If you are a college student graduating this spring, now is when you need to start hitting the job market. Even more important than working hard in the job market is working smart. Here are eight tips to help you do it.
1. Start looking early
The sports broadcasting job market usually takes at least three months, even for the best broadcasters. Therefore, it is smart to start looking early in your final semester of college.
Alan Horton, voice of the Minnesota Timberwolves, shares his tips for staying healthy during the busy winter broadcasting season.
Bill Wanless, VP of Public Relations for the PawSox, shares the types of things that set a sportscasting candidate apart when talent is equal.
Studies have found that it takes users less than two-tenths of a second to form a first impression when viewing your website. Make sure the website you’ve designed for your sports broadcasting career pursuits is making a positive impression on employers.
You don’t need to be a professional web designer to have an effective personal website. Use STAA’s tips to ensure you’re making the best possible first impression on potential sportscasting employers.
Several years ago, an affiliated minor league baseball team contacted me for help in identifying candidates for their vacant play-by-play and media-relations position. We had one STAA client who I was especially excited to present to the team based upon his skill and experience. I was stunned by this team GM’s reply: “I won’t hire anyone from independent baseball.”
While this attitude is overwhelmingly the exception rather than the rule, it isn’t the only time an affiliated team GM has said such a thing to me. When I finally asked one of them why they felt so strongly about it, he told me he felt some independent teams were encroaching upon Major League Baseball by putting teams in Major League markets. These GMs missed the opportunity to add folks who could have contributed greatly to the success of their organizations.

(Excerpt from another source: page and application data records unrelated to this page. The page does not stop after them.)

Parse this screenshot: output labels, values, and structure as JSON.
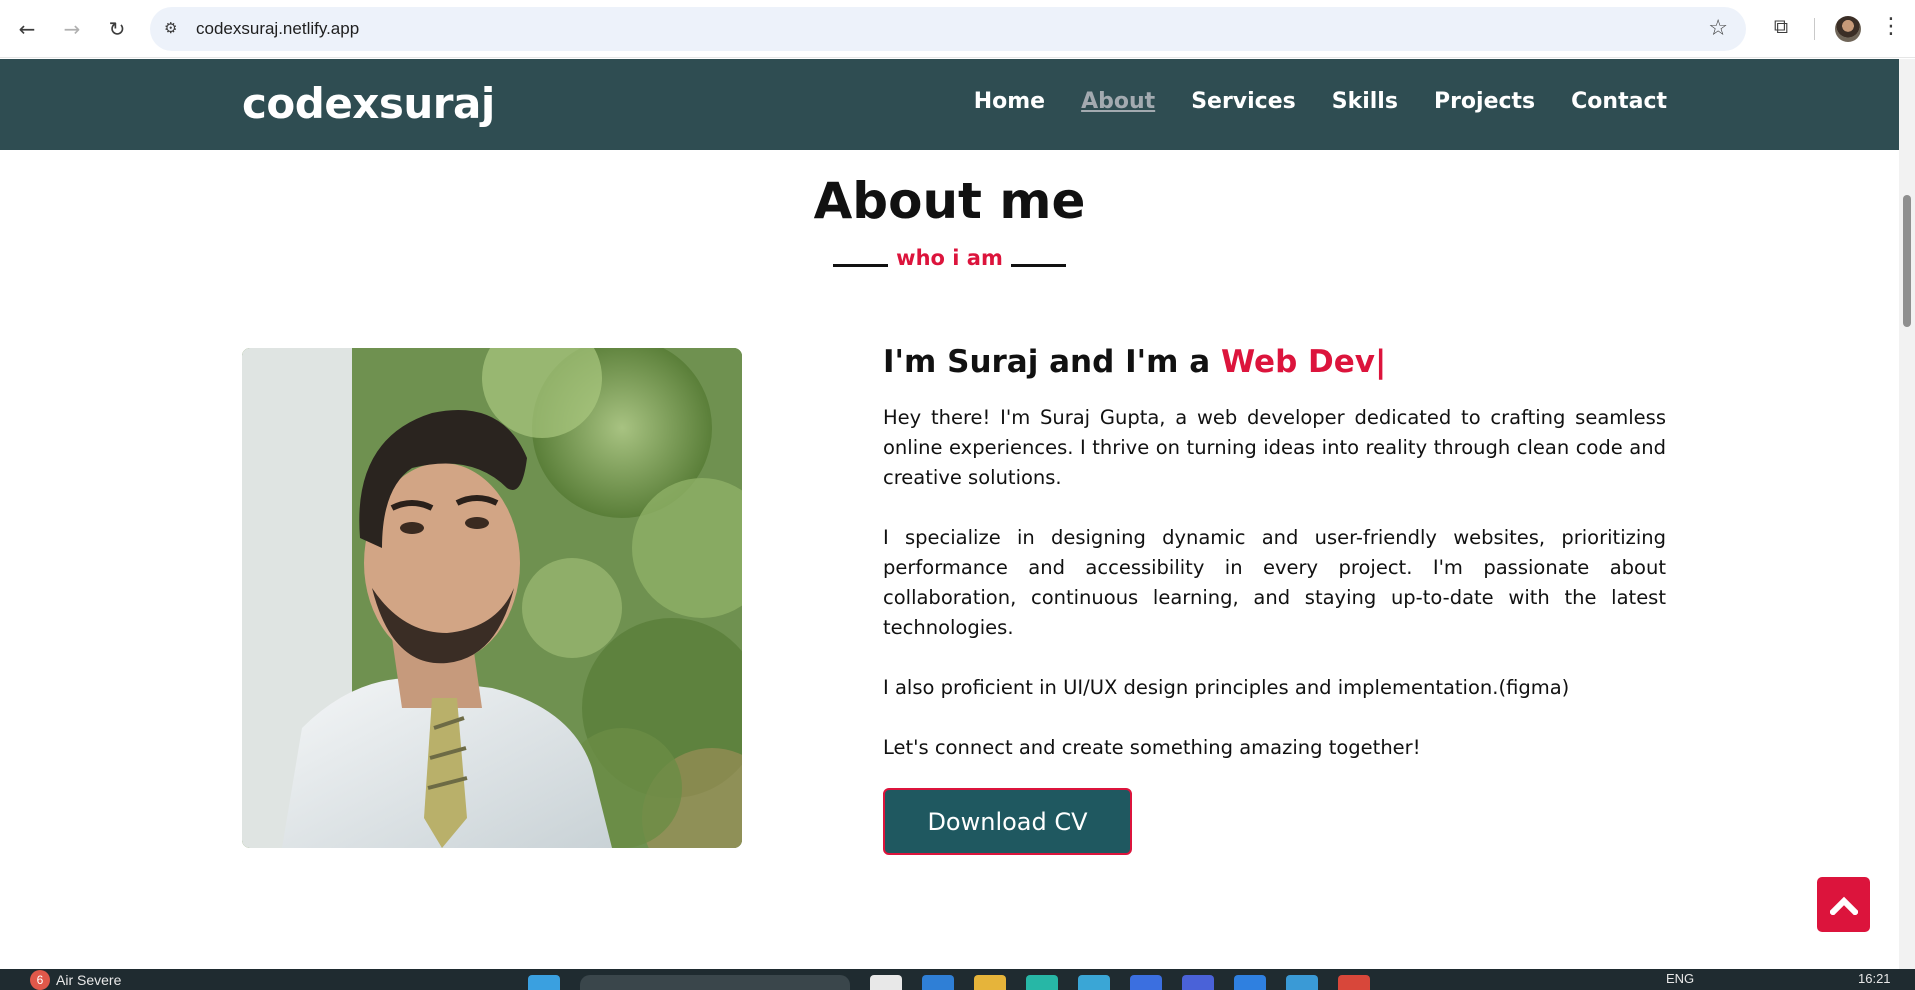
{
  "browser": {
    "url": "codexsuraj.netlify.app",
    "icons": [
      "back-icon",
      "forward-icon",
      "reload-icon",
      "site-info-icon",
      "bookmark-star-icon",
      "extensions-icon",
      "profile-avatar",
      "more-menu-icon"
    ]
  },
  "site": {
    "logo": "codexsuraj",
    "nav": [
      {
        "label": "Home",
        "active": false
      },
      {
        "label": "About",
        "active": true
      },
      {
        "label": "Services",
        "active": false
      },
      {
        "label": "Skills",
        "active": false
      },
      {
        "label": "Projects",
        "active": false
      },
      {
        "label": "Contact",
        "active": false
      }
    ],
    "colors": {
      "header_bg": "#2f4d52",
      "accent": "#dc143c",
      "button_bg": "#1f5860"
    }
  },
  "about": {
    "title": "About me",
    "subtitle": "who i am",
    "intro_prefix": "I'm Suraj and I'm a ",
    "intro_role": "Web Dev",
    "intro_caret": "|",
    "paragraphs": [
      "Hey there! I'm Suraj Gupta, a web developer dedicated to crafting seamless online experiences. I thrive on turning ideas into reality through clean code and creative solutions.",
      "I specialize in designing dynamic and user-friendly websites, prioritizing performance and accessibility in every project. I'm passionate about collaboration, continuous learning, and staying up-to-date with the latest technologies.",
      "I also proficient in UI/UX design principles and implementation.(figma)",
      "Let's connect and create something amazing together!"
    ],
    "cv_button": "Download CV"
  },
  "taskbar": {
    "weather_badge": "6",
    "weather_text": "Air Severe",
    "lang": "ENG",
    "time": "16:21"
  }
}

When I was in my first job in McPherson, KS, I did football play-by-play for a small NAIA school, Bethany College. One October afternoon, the Swedes had a game up the road in Salina at Kansas Wesleyan. As was my habit, I arrived at the stadium two hours early. I liked taking my time to set-up my broadcast location, review my notes, record my pre-game coaches interview, then relax before going on the air. Today, though, was different.
When I plugged in my phone jack (yes – we broadcast using telephone land lines back in the day), I heard the last thing a broadcaster ever wants to hear in that situation.
I heard nothing.
(Editor’s note: Since the original publication of this post, a premier alternative to four-year schools has emerged — STAA University. If you want a sports broadcasting education that will rival any in the country but don’t have the time or money for a four year school, STAA U is worth a look.)
Three of the toughest choices you’ll make in life are your spouse, your first round fantasy football pick and where you will attend college to pursue your sports broadcasting career. I can’t help you with the first two, but I certainly can with the third.
Two things to look for when choosing where to pursue your sports broadcasting career:
- A broadcasting curriculum – even better if there is a sports broadcasting emphasis.
- A campus radio and/or TV station. You need a place to hone your skills.
There is no arguing that Syracuse University is the crème de la crème for sports broadcasting. Just ask them! (Just kidding. The program really is that good.)
In my experience with STAA, I have seen the following schools also turn out sports broadcasters who are unusually well prepared for the job market (They are in no particular order, so don’t yell at me if your school isn’t near the top of the list.) With that in mind, here’s my list.
Dave Rothenberg, sports talk host at ESPN New York, advises young sportscasters to be ready to make sacrifices for your career.
Freelance TV sportscaster Mary Jo Perino on why football is the toughest area for female sportscasters to gain credibility, and how to overcome that perception.